The author develops a strategy for utilizing higher moments and conditioning information efficiently, and hence improves on the variance bounds computed by Hansen and Jagannathan (1991, the HJ bound) and Gallant, Hansen, and Tauchen (1990, the GHT bound). The author's bound incorporates variance risk premia. It reaches the GHT bound when non-linearities in returns are not priced. The author also provides an optimally scaled bound with conditioning information, higher moments, and variance risk premia that improves on the Bekaert and Liu (2004, the BL bound) optimally scaled bound. This bound reaches the BL bound when nonlinearities in returns are not priced. When the conditional first four moments are misspecified, the author's optimally scaled bound remains a lower bound to the variance on pricing kernels, whereas the BL bound does not. The author empirically illustrates the behaviour of the bounds using Bekaert and Liu's (2004) econometric models. He also uses higher moments and conditioning information to provide distance measures that improve on the Hansen and Jagannathan distance measures. The author uses these distance measures to evaluate the performance of asset-pricing models. Some existing pricing kernels are able to describe returns ignoring the impact of higher moments and variance risk premia. When accounting for the impact of higher moments and variance risk premia, these same pricing kernels have difficulty in explaining returns on the assets and are unable to price non-linearities or higher moments.

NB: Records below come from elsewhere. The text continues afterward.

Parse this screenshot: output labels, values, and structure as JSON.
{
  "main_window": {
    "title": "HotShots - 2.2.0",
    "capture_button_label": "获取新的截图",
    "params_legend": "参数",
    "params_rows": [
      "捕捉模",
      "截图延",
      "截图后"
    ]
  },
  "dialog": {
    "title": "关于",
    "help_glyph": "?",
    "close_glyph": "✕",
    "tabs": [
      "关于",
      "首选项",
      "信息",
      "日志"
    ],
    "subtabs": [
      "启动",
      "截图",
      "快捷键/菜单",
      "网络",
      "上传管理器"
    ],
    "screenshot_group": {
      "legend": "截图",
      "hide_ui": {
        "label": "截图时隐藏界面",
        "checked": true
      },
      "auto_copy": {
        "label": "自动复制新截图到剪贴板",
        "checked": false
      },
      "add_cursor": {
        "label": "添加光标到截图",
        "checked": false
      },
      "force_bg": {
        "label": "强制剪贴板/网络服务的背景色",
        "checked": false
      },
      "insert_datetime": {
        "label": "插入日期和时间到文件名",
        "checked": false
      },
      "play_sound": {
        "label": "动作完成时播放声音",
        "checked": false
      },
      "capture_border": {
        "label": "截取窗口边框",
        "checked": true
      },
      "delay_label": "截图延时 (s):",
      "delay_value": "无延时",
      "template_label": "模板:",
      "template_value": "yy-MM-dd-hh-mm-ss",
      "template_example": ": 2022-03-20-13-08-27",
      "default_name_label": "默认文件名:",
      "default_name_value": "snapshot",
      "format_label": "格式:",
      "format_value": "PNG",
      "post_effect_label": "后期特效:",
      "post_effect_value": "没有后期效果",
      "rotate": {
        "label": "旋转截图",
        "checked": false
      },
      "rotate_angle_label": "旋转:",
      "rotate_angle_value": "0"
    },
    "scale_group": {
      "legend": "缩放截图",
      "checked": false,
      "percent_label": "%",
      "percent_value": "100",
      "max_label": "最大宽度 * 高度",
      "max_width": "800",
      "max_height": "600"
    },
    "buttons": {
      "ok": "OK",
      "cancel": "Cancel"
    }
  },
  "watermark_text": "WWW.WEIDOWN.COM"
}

Published In:

The Review of Financial Studies (0893-9454)
January 2008. Vol. 21, Iss. 1, pp. 181-231